8pm – meditation reviews in pairs using the practice diary to remind people.
8.15pm – tea break.
8.45pm – this week’s practice theme (e.g. mature effort).
9pm – meditation.
9.40pm – finish.
Encouragement not guilt
The main thing again is to encourage people to use the book to help them meditate regularly at home and to help them make the teachings their own by giving them different ways of approaching the meditation each day. Make sure at the same time that by doing this you don’t make people feel guilty about not meditating.
‘What next’ section
I have included a ‘what next’ section. The teacher needs to fill out what classes, courses, retreats and so on you recommend for people if they want to carry on meditating. In this section I also recommend a selection of Windhorse books for further reading.
Producing the diary for your class
I have formatted in Word and you will be able to change things once you have downloaded it. It has a contents page, a cover and a ‘how to use this diary’ introduction. I prefer to create an A5 booklet (as it is much easier for them to handle and therefore more likely to be used) but I have put it on the web as an A4 book, which I would suggest you put in a plastic binder of some sort. I hope to get someone to design an A5 version that is more pleasing to look at (the diary is at the very limits of my design capacity).

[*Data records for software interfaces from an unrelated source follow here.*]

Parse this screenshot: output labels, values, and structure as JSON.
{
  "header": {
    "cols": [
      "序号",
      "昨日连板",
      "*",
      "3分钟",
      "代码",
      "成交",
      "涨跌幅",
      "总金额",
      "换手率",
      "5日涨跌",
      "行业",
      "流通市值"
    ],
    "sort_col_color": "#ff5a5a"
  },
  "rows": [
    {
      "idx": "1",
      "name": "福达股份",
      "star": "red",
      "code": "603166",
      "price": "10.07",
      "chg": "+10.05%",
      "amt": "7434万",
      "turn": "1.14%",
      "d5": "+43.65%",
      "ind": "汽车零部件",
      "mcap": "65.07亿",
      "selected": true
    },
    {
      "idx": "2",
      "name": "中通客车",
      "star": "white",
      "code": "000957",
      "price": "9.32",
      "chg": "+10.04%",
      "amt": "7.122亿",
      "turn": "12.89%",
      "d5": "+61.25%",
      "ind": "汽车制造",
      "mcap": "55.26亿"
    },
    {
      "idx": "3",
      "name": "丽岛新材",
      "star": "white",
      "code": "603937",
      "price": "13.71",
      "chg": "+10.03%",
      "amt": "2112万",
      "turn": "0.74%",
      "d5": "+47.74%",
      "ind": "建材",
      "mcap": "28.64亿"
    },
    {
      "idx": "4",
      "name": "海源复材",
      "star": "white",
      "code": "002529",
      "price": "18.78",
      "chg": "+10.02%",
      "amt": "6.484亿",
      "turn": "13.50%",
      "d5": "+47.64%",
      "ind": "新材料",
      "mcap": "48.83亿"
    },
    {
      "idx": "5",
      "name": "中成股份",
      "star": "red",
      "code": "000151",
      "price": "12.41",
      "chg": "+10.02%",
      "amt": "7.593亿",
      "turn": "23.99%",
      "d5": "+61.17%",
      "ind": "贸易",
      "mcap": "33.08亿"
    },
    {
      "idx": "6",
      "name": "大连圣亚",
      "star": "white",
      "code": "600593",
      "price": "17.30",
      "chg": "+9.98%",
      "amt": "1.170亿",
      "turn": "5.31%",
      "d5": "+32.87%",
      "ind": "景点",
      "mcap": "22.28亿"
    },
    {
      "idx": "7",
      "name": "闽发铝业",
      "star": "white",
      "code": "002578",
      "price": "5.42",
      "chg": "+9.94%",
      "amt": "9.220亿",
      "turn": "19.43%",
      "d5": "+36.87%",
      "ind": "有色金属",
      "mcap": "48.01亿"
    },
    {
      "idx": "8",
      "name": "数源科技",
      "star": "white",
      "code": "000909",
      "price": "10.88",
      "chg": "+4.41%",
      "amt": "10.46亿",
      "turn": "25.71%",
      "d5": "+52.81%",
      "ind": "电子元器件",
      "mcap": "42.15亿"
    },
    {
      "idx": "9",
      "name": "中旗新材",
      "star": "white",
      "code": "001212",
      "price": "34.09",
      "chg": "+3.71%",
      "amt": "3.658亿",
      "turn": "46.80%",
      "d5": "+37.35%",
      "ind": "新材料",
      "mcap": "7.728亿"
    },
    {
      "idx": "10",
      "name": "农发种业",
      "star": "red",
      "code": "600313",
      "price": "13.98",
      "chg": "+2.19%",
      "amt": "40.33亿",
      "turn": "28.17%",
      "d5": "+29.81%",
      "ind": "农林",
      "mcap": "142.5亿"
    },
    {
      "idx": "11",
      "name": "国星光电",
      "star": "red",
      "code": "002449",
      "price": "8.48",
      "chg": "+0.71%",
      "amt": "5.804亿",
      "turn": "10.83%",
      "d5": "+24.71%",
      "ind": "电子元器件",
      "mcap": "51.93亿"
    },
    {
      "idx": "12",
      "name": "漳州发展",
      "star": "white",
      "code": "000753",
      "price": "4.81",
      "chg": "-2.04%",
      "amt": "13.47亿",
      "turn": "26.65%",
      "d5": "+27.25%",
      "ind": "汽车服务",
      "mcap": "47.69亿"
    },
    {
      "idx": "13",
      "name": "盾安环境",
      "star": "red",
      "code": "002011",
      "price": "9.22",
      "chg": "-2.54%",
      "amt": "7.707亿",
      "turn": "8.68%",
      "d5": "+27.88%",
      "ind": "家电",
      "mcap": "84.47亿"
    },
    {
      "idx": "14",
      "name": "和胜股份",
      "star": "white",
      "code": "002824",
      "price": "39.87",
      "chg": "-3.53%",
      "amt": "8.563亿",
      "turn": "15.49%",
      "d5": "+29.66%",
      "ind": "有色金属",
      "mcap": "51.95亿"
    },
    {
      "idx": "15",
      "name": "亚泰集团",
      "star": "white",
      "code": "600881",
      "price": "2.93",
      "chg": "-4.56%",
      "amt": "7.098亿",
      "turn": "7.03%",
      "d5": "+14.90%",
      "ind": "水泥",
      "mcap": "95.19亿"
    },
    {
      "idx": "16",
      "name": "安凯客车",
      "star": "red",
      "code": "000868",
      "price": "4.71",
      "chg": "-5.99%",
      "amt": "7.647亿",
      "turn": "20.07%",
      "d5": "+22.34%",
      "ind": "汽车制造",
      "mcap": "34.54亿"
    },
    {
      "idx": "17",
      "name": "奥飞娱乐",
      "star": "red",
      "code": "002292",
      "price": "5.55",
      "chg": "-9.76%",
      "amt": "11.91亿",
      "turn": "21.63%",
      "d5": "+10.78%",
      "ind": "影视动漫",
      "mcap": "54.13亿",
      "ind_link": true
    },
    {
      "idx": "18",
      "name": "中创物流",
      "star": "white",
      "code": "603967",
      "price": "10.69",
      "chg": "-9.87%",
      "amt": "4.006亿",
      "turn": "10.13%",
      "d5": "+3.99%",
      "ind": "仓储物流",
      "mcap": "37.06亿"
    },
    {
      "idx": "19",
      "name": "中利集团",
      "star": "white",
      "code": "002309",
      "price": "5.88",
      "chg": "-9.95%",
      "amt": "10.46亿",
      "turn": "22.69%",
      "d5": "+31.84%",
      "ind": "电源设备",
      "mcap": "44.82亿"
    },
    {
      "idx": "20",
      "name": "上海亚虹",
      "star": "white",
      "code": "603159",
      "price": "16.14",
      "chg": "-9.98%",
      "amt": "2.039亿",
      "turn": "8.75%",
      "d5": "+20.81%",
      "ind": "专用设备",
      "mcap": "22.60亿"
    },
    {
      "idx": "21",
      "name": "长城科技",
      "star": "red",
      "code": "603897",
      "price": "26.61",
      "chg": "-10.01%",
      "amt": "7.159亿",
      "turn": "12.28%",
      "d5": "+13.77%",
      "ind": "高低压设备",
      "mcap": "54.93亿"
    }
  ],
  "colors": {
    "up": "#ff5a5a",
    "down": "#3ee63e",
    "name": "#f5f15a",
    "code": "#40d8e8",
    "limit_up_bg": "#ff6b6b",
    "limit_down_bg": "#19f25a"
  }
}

The cover of your Practice Diary needs to have your centre’s contact information, phone number, web page and charity number. This helps people contact you easily.
You may want to charge more for the course to cover costs of producing the book.
Will this cramp your style as a teacher?
Understandably, this is a teachers’ main concern when it comes to the Practice Diary: will it mean that they have to teach in a prescribed way? Obviously the diary works best if the teaching sessions follow the broad format of the diary (i.e. teaching metta on the third week) but this still, I hope, leaves space for your own personal approach. Some teachers have used it whilst teaching quite different things – I think this diminishes the effectiveness of the diary but it is still useful, especially if the teacher recommends it and dedicated time is put aside to share how the meditation has been going. A plus of the diary is that it reduces your preparation time, and, if nicely produced, helps people take the course more seriously.
I hope you enjoy using the book and that it helps people in their meditation. Any feedback would be gratefully received.
Maitreyabandhu November 2004
|Six-Week Foundation Course and Practice Diary (PDF)||299.93 KB|
|Six-Week Foundation Course and Practice Diary (doc)||205.5 KB|